(Page and application data records)
□ □ □ □

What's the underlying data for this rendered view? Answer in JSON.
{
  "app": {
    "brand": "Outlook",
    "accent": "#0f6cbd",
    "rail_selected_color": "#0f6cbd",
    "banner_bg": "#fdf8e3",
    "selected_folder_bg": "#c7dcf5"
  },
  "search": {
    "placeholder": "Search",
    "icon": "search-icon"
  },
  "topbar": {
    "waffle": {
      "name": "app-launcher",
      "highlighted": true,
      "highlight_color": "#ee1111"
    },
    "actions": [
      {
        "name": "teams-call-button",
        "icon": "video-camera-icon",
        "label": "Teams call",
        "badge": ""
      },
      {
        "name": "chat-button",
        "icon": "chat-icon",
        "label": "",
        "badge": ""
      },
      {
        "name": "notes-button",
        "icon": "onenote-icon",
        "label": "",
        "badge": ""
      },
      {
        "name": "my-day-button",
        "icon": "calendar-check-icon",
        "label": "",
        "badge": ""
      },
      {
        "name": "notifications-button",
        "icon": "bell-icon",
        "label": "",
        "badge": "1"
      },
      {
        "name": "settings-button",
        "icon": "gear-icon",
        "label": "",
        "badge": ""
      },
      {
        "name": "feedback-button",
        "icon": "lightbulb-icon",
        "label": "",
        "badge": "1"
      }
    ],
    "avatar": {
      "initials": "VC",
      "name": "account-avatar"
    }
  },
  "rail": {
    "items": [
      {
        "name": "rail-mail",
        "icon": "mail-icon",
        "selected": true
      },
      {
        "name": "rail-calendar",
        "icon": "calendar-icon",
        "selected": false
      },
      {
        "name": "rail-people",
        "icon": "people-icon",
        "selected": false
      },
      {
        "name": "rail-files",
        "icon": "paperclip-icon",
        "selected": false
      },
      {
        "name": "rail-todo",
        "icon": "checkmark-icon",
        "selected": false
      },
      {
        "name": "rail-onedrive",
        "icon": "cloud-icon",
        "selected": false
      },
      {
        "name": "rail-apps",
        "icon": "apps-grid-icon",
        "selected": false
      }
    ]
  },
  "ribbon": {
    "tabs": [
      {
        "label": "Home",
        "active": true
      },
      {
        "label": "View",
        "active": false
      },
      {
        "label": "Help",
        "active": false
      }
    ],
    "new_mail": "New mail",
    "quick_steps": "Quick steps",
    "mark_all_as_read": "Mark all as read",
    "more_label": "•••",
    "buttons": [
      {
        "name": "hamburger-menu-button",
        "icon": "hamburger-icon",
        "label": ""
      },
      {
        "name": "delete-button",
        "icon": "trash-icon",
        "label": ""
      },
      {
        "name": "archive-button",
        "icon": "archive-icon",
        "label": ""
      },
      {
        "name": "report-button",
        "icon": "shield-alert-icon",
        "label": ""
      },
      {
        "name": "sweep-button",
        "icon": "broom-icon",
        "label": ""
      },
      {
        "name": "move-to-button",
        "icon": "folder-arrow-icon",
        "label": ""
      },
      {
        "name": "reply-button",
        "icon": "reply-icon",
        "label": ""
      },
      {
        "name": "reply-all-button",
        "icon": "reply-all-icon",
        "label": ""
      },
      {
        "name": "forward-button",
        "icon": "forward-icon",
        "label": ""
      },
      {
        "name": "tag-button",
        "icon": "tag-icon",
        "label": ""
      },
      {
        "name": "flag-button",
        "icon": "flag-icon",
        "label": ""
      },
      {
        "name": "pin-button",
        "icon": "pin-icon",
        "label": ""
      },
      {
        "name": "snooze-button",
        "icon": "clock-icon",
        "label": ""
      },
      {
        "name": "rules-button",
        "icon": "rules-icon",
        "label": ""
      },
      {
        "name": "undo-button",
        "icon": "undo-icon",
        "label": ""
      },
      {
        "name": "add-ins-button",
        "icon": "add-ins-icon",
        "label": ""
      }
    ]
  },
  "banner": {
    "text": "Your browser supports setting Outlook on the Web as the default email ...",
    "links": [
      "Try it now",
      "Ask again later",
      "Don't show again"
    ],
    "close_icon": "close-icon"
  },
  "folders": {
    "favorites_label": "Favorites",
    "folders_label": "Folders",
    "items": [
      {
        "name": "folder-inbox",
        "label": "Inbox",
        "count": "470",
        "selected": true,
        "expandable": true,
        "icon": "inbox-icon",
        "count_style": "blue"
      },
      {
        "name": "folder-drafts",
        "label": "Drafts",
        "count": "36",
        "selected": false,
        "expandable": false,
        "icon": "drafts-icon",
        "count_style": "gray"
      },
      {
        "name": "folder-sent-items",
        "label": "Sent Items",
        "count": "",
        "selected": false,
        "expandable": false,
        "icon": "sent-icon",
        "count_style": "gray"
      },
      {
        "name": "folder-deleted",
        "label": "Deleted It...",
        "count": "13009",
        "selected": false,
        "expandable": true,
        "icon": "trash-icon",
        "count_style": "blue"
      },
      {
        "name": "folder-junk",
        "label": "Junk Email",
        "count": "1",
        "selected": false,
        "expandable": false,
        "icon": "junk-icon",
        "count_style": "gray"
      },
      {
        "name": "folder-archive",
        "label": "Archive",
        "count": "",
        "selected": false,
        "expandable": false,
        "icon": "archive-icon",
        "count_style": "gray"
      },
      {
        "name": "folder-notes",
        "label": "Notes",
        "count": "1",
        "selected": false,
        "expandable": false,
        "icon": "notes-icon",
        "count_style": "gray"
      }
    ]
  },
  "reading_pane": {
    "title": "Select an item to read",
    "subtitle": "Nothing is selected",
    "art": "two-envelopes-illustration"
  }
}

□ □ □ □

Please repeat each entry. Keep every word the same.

What's the underlying data for this rendered view? Answer in JSON.
{
  "app": {
    "brand": "Outlook",
    "accent": "#0f6cbd",
    "rail_selected_color": "#0f6cbd",
    "banner_bg": "#fdf8e3",
    "selected_folder_bg": "#c7dcf5"
  },
  "search": {
    "placeholder": "Search",
    "icon": "search-icon"
  },
  "topbar": {
    "waffle": {
      "name": "app-launcher",
      "highlighted": true,
      "highlight_color": "#ee1111"
    },
    "actions": [
      {
        "name": "teams-call-button",
        "icon": "video-camera-icon",
        "label": "Teams call",
        "badge": ""
      },
      {
        "name": "chat-button",
        "icon": "chat-icon",
        "label": "",
        "badge": ""
      },
      {
        "name": "notes-button",
        "icon": "onenote-icon",
        "label": "",
        "badge": ""
      },
      {
        "name": "my-day-button",
        "icon": "calendar-check-icon",
        "label": "",
        "badge": ""
      },
      {
        "name": "notifications-button",
        "icon": "bell-icon",
        "label": "",
        "badge": "1"
      },
      {
        "name": "settings-button",
        "icon": "gear-icon",
        "label": "",
        "badge": ""
      },
      {
        "name": "feedback-button",
        "icon": "lightbulb-icon",
        "label": "",
        "badge": "1"
      }
    ],
    "avatar": {
      "initials": "VC",
      "name": "account-avatar"
    }
  },
  "rail": {
    "items": [
      {
        "name": "rail-mail",
        "icon": "mail-icon",
        "selected": true
      },
      {
        "name": "rail-calendar",
        "icon": "calendar-icon",
        "selected": false
      },
      {
        "name": "rail-people",
        "icon": "people-icon",
        "selected": false
      },
      {
        "name": "rail-files",
        "icon": "paperclip-icon",
        "selected": false
      },
      {
        "name": "rail-todo",
        "icon": "checkmark-icon",
        "selected": false
      },
      {
        "name": "rail-onedrive",
        "icon": "cloud-icon",
        "selected": false
      },
      {
        "name": "rail-apps",
        "icon": "apps-grid-icon",
        "selected": false
      }
    ]
  },
  "ribbon": {
    "tabs": [
      {
        "label": "Home",
        "active": true
      },
      {
        "label": "View",
        "active": false
      },
      {
        "label": "Help",
        "active": false
      }
    ],
    "new_mail": "New mail",
    "quick_steps": "Quick steps",
    "mark_all_as_read": "Mark all as read",
    "more_label": "•••",
    "buttons": [
      {
        "name": "hamburger-menu-button",
        "icon": "hamburger-icon",
        "label": ""
      },
      {
        "name": "delete-button",
        "icon": "trash-icon",
        "label": ""
      },
      {
        "name": "archive-button",
        "icon": "archive-icon",
        "label": ""
      },
      {
        "name": "report-button",
        "icon": "shield-alert-icon",
        "label": ""
      },
      {
        "name": "sweep-button",
        "icon": "broom-icon",
        "label": ""
      },
      {
        "name": "move-to-button",
        "icon": "folder-arrow-icon",
        "label": ""
      },
      {
        "name": "reply-button",
        "icon": "reply-icon",
        "label": ""
      },
      {
        "name": "reply-all-button",
        "icon": "reply-all-icon",
        "label": ""
      },
      {
        "name": "forward-button",
        "icon": "forward-icon",
        "label": ""
      },
      {
        "name": "tag-button",
        "icon": "tag-icon",
        "label": ""
      },
      {
        "name": "flag-button",
        "icon": "flag-icon",
        "label": ""
      },
      {
        "name": "pin-button",
        "icon": "pin-icon",
        "label": ""
      },
      {
        "name": "snooze-button",
        "icon": "clock-icon",
        "label": ""
      },
      {
        "name": "rules-button",
        "icon": "rules-icon",
        "label": ""
      },
      {
        "name": "undo-button",
        "icon": "undo-icon",
        "label": ""
      },
      {
        "name": "add-ins-button",
        "icon": "add-ins-icon",
        "label": ""
      }
    ]
  },
  "banner": {
    "text": "Your browser supports setting Outlook on the Web as the default email ...",
    "links": [
      "Try it now",
      "Ask again later",
      "Don't show again"
    ],
    "close_icon": "close-icon"
  },
  "folders": {
    "favorites_label": "Favorites",
    "folders_label": "Folders",
    "items": [
      {
        "name": "folder-inbox",
        "label": "Inbox",
        "count": "470",
        "selected": true,
        "expandable": true,
        "icon": "inbox-icon",
        "count_style": "blue"
      },
      {
        "name": "folder-drafts",
        "label": "Drafts",
        "count": "36",
        "selected": false,
        "expandable": false,
        "icon": "drafts-icon",
        "count_style": "gray"
      },
      {
        "name": "folder-sent-items",
        "label": "Sent Items",
        "count": "",
        "selected": false,
        "expandable": false,
        "icon": "sent-icon",
        "count_style": "gray"
      },
      {
        "name": "folder-deleted",
        "label": "Deleted It...",
        "count": "13009",
        "selected": false,
        "expandable": true,
        "icon": "trash-icon",
        "count_style": "blue"
      },
      {
        "name": "folder-junk",
        "label": "Junk Email",
        "count": "1",
        "selected": false,
        "expandable": false,
        "icon": "junk-icon",
        "count_style": "gray"
      },
      {
        "name": "folder-archive",
        "label": "Archive",
        "count": "",
        "selected": false,
        "expandable": false,
        "icon": "archive-icon",
        "count_style": "gray"
      },
      {
        "name": "folder-notes",
        "label": "Notes",
        "count": "1",
        "selected": false,
        "expandable": false,
        "icon": "notes-icon",
        "count_style": "gray"
      }
    ]
  },
  "reading_pane": {
    "title": "Select an item to read",
    "subtitle": "Nothing is selected",
    "art": "two-envelopes-illustration"
  }
}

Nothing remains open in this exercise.